Social networks make good vibes twitter at workplace

By Josh Day



Social networking in the workplace might not be such a bad thing, according to a recently published Baylor academic study.

The academic case-study, published in November, was co-written by two Baylor Professors and one current Washington State University lecturer.

It found that social networks had clear, positive benefits in the workplace.

“We found that social networks blur the boundary between work life and social life and that this boundary blurring creates positive emotions for the employees that use the system,” the study said.

In 2007, a large financial institution, called the pseudonym “SWBank” in the case-study, implemented their own internal social networking site in order to better connect their new hires.

“The IT employees traveled hundreds of miles away. They wanted them to stay in touch with each other, just like a college student.” study co-author and Baylor professor Dr. Hope Koch said.

The study began in 2008, soon after the company’s classroom presentation to Baylor students.

“They were telling Baylor students about their IT department and the organization and they told that they had an ‘internal Facebook,’” said Dr. Koch.

After the presentation, Ester Gonzales, at the time a Baylor Ph.D. student, suggested to Dr. Koch and Dorothy Leidner, a Baylor professor of information systems that the company’s “internal Facebook” would be a interesting object for academic study.

In 2008 the three began gathering data about employees affected by the internal social network by scheduling interviews, attended meeting and job fairs, and occasionally eating with them.

They found that its workplace’s specialized internal social networking website led to a better sense of commitment and a higher morale among the new employees who used it.

Over time, the social network became a way for the new employees to build a network of relationships, which shifted the job of acclimating the new employees away from the mid-level managers and human resources and towards a close network of colleagues.

“They originally were consumers of the system, reading content and attending events.

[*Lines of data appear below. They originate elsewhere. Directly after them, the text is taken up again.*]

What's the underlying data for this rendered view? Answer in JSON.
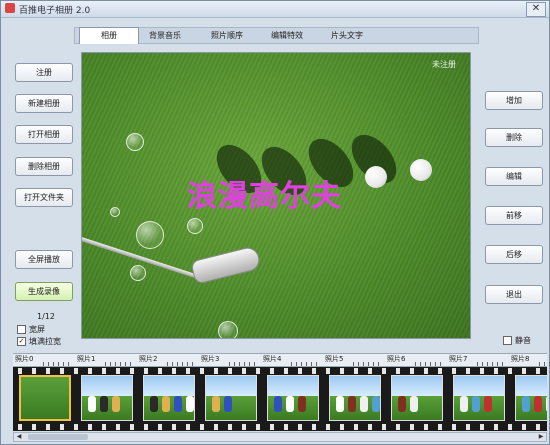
{
  "window": {
    "title": "百推电子相册 2.0",
    "close_label": "✕"
  },
  "tabs": [
    "相册",
    "背景音乐",
    "照片顺序",
    "编辑特效",
    "片头文字"
  ],
  "left_buttons": [
    "注册",
    "新建相册",
    "打开相册",
    "删除相册",
    "打开文件夹"
  ],
  "left_buttons_lower": {
    "fullscreen": "全屏播放",
    "record": "生成录像"
  },
  "counter": "1/12",
  "checkboxes": {
    "widescreen": "宽屏",
    "fill_stretch": "填满拉宽",
    "mute": "静音"
  },
  "checkbox_state": {
    "widescreen": false,
    "fill_stretch": true,
    "mute": false
  },
  "right_buttons": [
    "增加",
    "删除",
    "编辑",
    "前移",
    "后移",
    "退出"
  ],
  "preview": {
    "label": "未注册",
    "title": "浪漫高尔夫"
  },
  "ruler_labels": [
    "照片0",
    "照片1",
    "照片2",
    "照片3",
    "照片4",
    "照片5",
    "照片6",
    "照片7",
    "照片8"
  ],
  "filmstrip": {
    "selected_index": 0,
    "count": 9
  }
}
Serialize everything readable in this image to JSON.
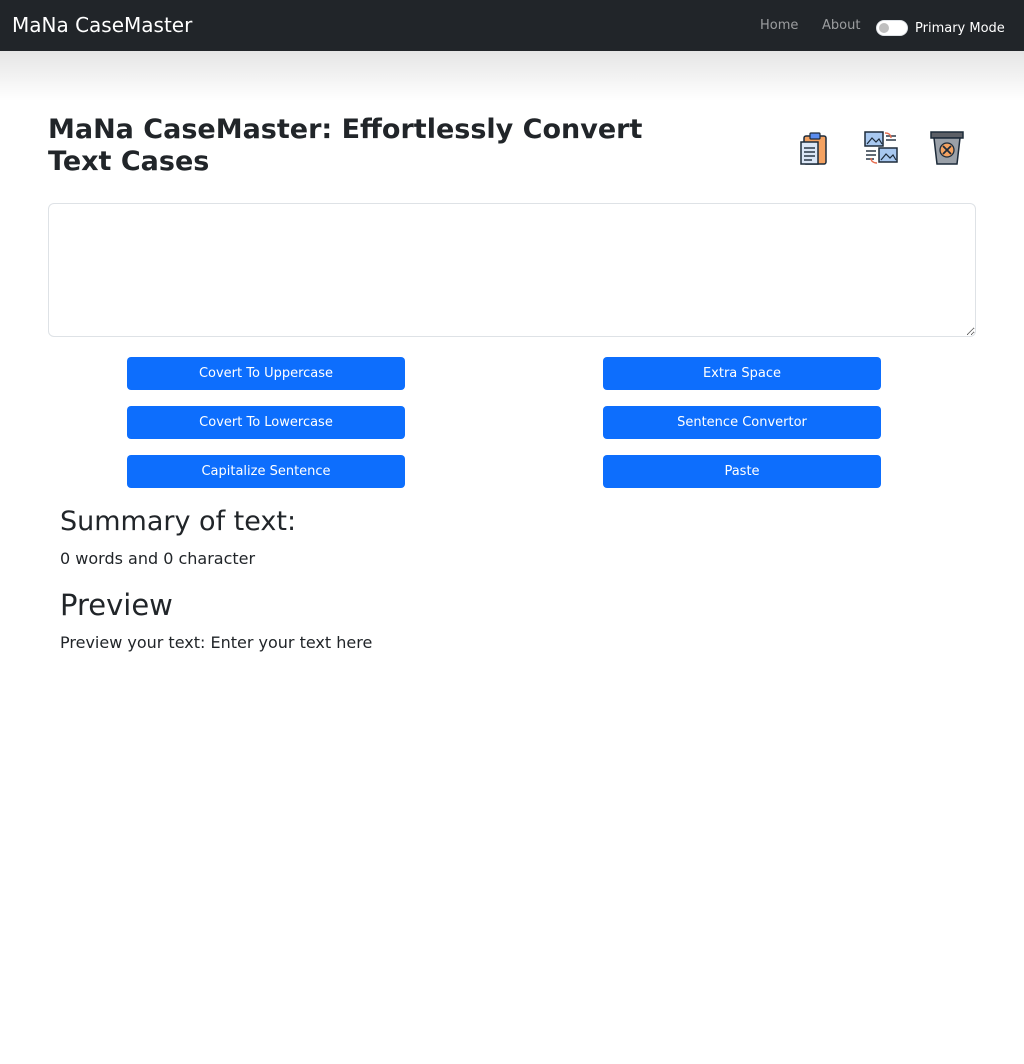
{
  "navbar": {
    "brand": "MaNa CaseMaster",
    "links": [
      "Home",
      "About"
    ],
    "mode_label": "Primary Mode"
  },
  "main": {
    "title": "MaNa CaseMaster: Effortlessly Convert Text Cases",
    "icons": [
      "copy-icon",
      "convert-icon",
      "clear-icon"
    ],
    "textarea_value": "",
    "buttons": {
      "uppercase": "Covert To Uppercase",
      "lowercase": "Covert To Lowercase",
      "capitalize": "Capitalize Sentence",
      "extra_space": "Extra Space",
      "sentence": "Sentence Convertor",
      "paste": "Paste"
    }
  },
  "summary": {
    "heading": "Summary of text:",
    "text": "0 words and 0 character"
  },
  "preview": {
    "heading": "Preview",
    "text": "Preview your text: Enter your text here"
  },
  "colors": {
    "navbar_bg": "#212529",
    "button_bg": "#0d6efd"
  }
}
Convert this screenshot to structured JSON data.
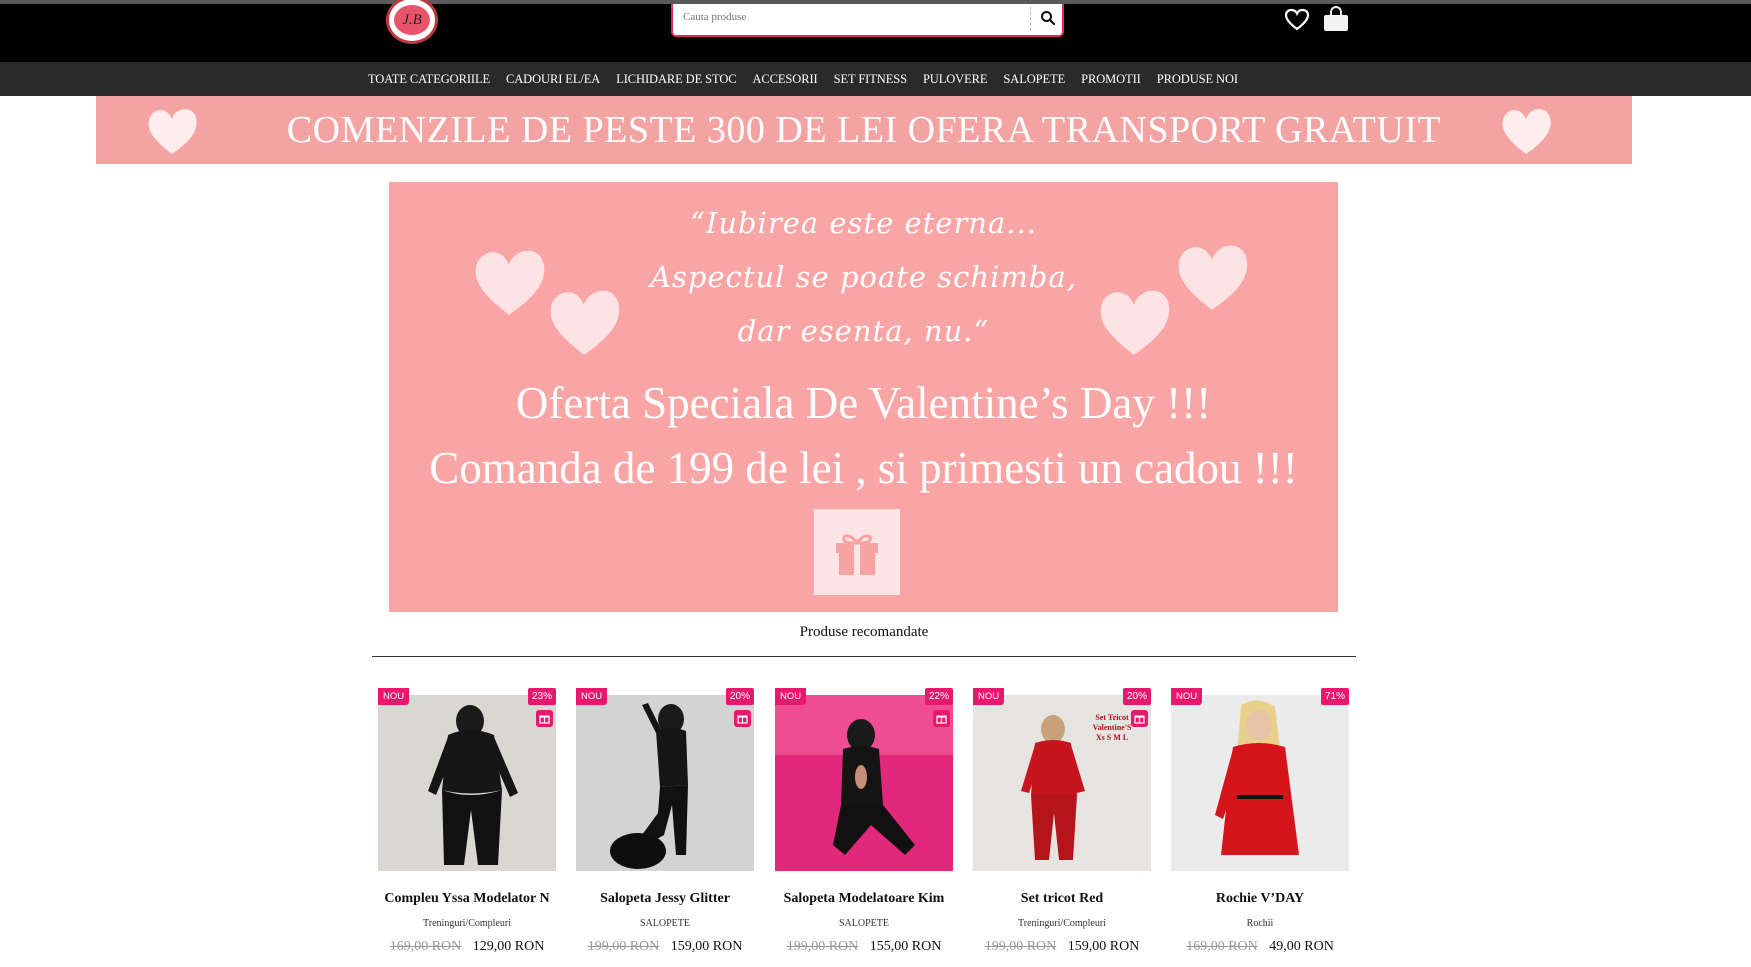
{
  "header": {
    "logo_text": "J.B",
    "search_placeholder": "Cauta produse"
  },
  "nav": {
    "items": [
      "TOATE CATEGORIILE",
      "CADOURI EL/EA",
      "LICHIDARE DE STOC",
      "ACCESORII",
      "SET FITNESS",
      "PULOVERE",
      "SALOPETE",
      "PROMOTII",
      "PRODUSE NOI"
    ]
  },
  "promo": {
    "text": "COMENZILE DE PESTE 300 DE LEI OFERA TRANSPORT GRATUIT"
  },
  "hero": {
    "quote_line1": "“Iubirea este eterna...",
    "quote_line2": "Aspectul se poate schimba,",
    "quote_line3": "dar esenta, nu.“",
    "title_line1": "Oferta Speciala De Valentine’s Day !!!",
    "title_line2": "Comanda de 199 de lei , si primesti un cadou !!!"
  },
  "section": {
    "title": "Produse recomandate"
  },
  "products": [
    {
      "badge": "NOU",
      "discount": "23%",
      "name": "Compleu Yssa Modelator N",
      "category": "Treninguri/Compleuri",
      "old_price": "169,00 RON",
      "price": "129,00 RON",
      "bg": "#d9d6d2"
    },
    {
      "badge": "NOU",
      "discount": "20%",
      "name": "Salopeta Jessy Glitter",
      "category": "SALOPETE",
      "old_price": "199,00 RON",
      "price": "159,00 RON",
      "bg": "#cfd0cf"
    },
    {
      "badge": "NOU",
      "discount": "22%",
      "name": "Salopeta Modelatoare Kim",
      "category": "SALOPETE",
      "old_price": "199,00 RON",
      "price": "155,00 RON",
      "bg": "#e0247a"
    },
    {
      "badge": "NOU",
      "discount": "20%",
      "name": "Set tricot Red",
      "category": "Treninguri/Compleuri",
      "old_price": "199,00 RON",
      "price": "159,00 RON",
      "bg": "#e4e2df"
    },
    {
      "badge": "NOU",
      "discount": "71%",
      "name": "Rochie V’DAY",
      "category": "Rochii",
      "old_price": "169,00 RON",
      "price": "49,00 RON",
      "bg": "#e9e9ea"
    }
  ],
  "product4_overlay": {
    "line1": "Set Tricot",
    "line2": "Valentine'S",
    "line3": "Xs S M L"
  }
}
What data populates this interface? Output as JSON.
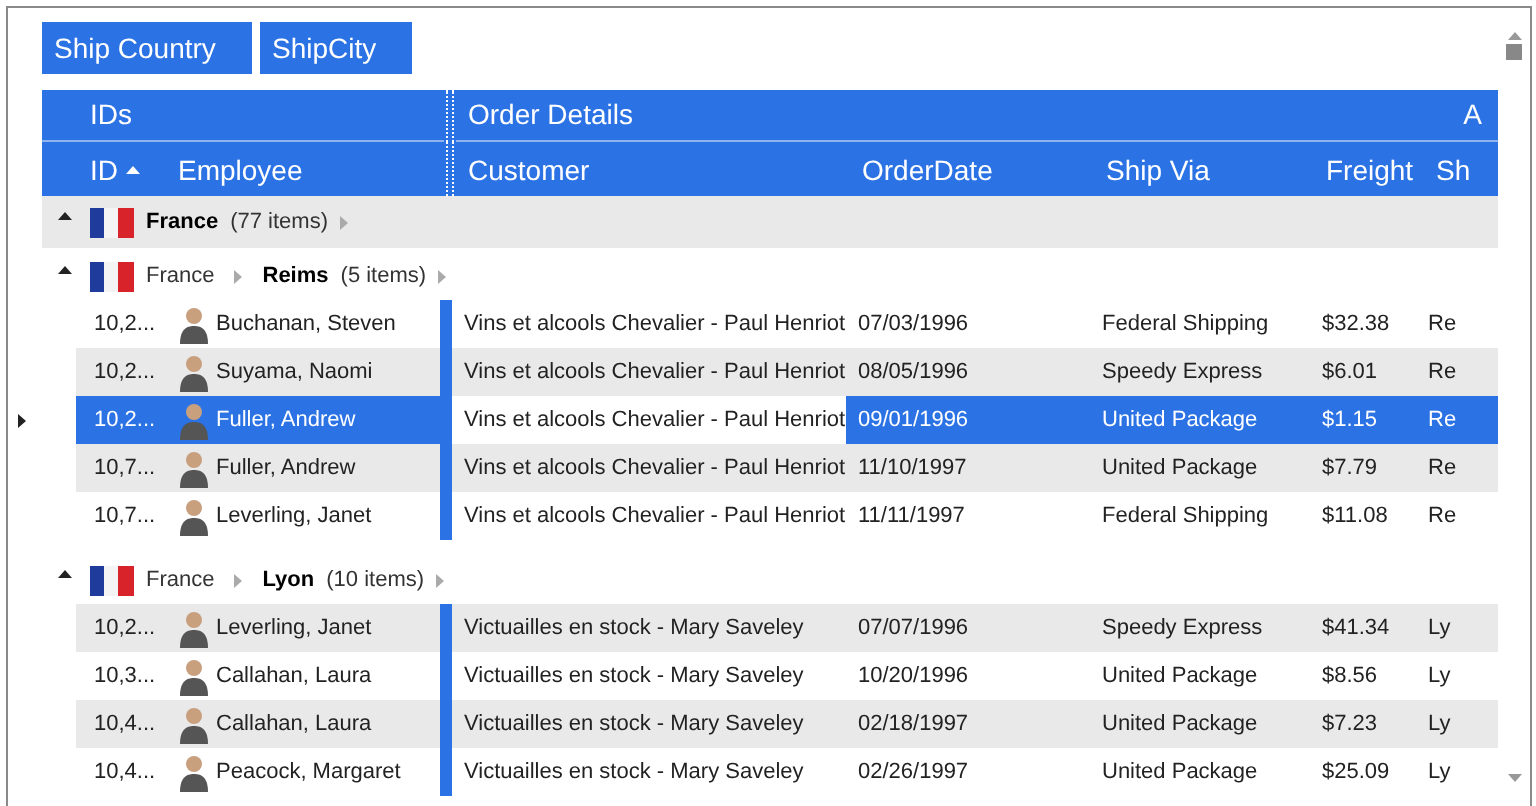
{
  "group_panel": [
    {
      "label": "Ship Country"
    },
    {
      "label": "ShipCity"
    }
  ],
  "header": {
    "bands": [
      {
        "kind": "ids",
        "label": "IDs"
      },
      {
        "kind": "details",
        "label": "Order Details"
      },
      {
        "kind": "extra",
        "label": "A"
      }
    ],
    "columns": [
      {
        "label": "ID",
        "sorted": true,
        "current": false
      },
      {
        "label": "Employee",
        "sorted": false,
        "current": false
      },
      {
        "label": "Customer",
        "sorted": false,
        "current": true
      },
      {
        "label": "OrderDate",
        "sorted": false,
        "current": false
      },
      {
        "label": "Ship Via",
        "sorted": false,
        "current": false
      },
      {
        "label": "Freight",
        "sorted": false,
        "current": false
      },
      {
        "label": "Sh",
        "sorted": false,
        "current": false
      }
    ]
  },
  "groups": [
    {
      "label": "France",
      "count": "(77 items)",
      "expanded": true,
      "subgroups": [
        {
          "parent": "France",
          "label": "Reims",
          "count": "(5 items)",
          "expanded": true,
          "rows": [
            {
              "cells": [
                "10,2...",
                "Buchanan, Steven",
                "Vins et alcools Chevalier - Paul Henriot",
                "07/03/1996",
                "Federal Shipping",
                "$32.38",
                "Re"
              ],
              "shaded": false,
              "selected": false
            },
            {
              "cells": [
                "10,2...",
                "Suyama, Naomi",
                "Vins et alcools Chevalier - Paul Henriot",
                "08/05/1996",
                "Speedy Express",
                "$6.01",
                "Re"
              ],
              "shaded": true,
              "selected": false
            },
            {
              "cells": [
                "10,2...",
                "Fuller, Andrew",
                "Vins et alcools Chevalier - Paul Henriot",
                "09/01/1996",
                "United Package",
                "$1.15",
                "Re"
              ],
              "shaded": false,
              "selected": true
            },
            {
              "cells": [
                "10,7...",
                "Fuller, Andrew",
                "Vins et alcools Chevalier - Paul Henriot",
                "11/10/1997",
                "United Package",
                "$7.79",
                "Re"
              ],
              "shaded": true,
              "selected": false
            },
            {
              "cells": [
                "10,7...",
                "Leverling, Janet",
                "Vins et alcools Chevalier - Paul Henriot",
                "11/11/1997",
                "Federal Shipping",
                "$11.08",
                "Re"
              ],
              "shaded": false,
              "selected": false
            }
          ]
        },
        {
          "parent": "France",
          "label": "Lyon",
          "count": "(10 items)",
          "expanded": true,
          "rows": [
            {
              "cells": [
                "10,2...",
                "Leverling, Janet",
                "Victuailles en stock - Mary Saveley",
                "07/07/1996",
                "Speedy Express",
                "$41.34",
                "Ly"
              ],
              "shaded": true,
              "selected": false
            },
            {
              "cells": [
                "10,3...",
                "Callahan, Laura",
                "Victuailles en stock - Mary Saveley",
                "10/20/1996",
                "United Package",
                "$8.56",
                "Ly"
              ],
              "shaded": false,
              "selected": false
            },
            {
              "cells": [
                "10,4...",
                "Callahan, Laura",
                "Victuailles en stock - Mary Saveley",
                "02/18/1997",
                "United Package",
                "$7.23",
                "Ly"
              ],
              "shaded": true,
              "selected": false
            },
            {
              "cells": [
                "10,4...",
                "Peacock, Margaret",
                "Victuailles en stock - Mary Saveley",
                "02/26/1997",
                "United Package",
                "$25.09",
                "Ly"
              ],
              "shaded": false,
              "selected": false
            }
          ]
        }
      ]
    }
  ]
}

Over time, they actually became creators of the system and started publishing things to mentor the brand new hires,” Koch said.

One of the more surprising findings of the study was not from the new employees connected to the network, but from the mid-level managers.

Over the course of the study, they had a negative attitude when the new employees received accesses to previously unrealized ways social interaction with higher-ups, such as gaining relationships with senior executives and networking with other employees of the company.

“I’ve never seen anything like it in my years of study,” Leidner said.

“The unexpected part was that you have non-users of the system, mid-level managers, being upset over the user use of the system.”

In Nov. 2012, their data and conclusions were published in the European Journal of Information Systems.

Ester Gonzales is now a Guest Lecturer at Washington State University.

For businesses who will try to use social networking in the future, Leidner had some advice.

“You have to give some freedom and flexibility, instead of trying to impose rules and regulations, which really stifles the very creativity these systems inspire,” Leidner said.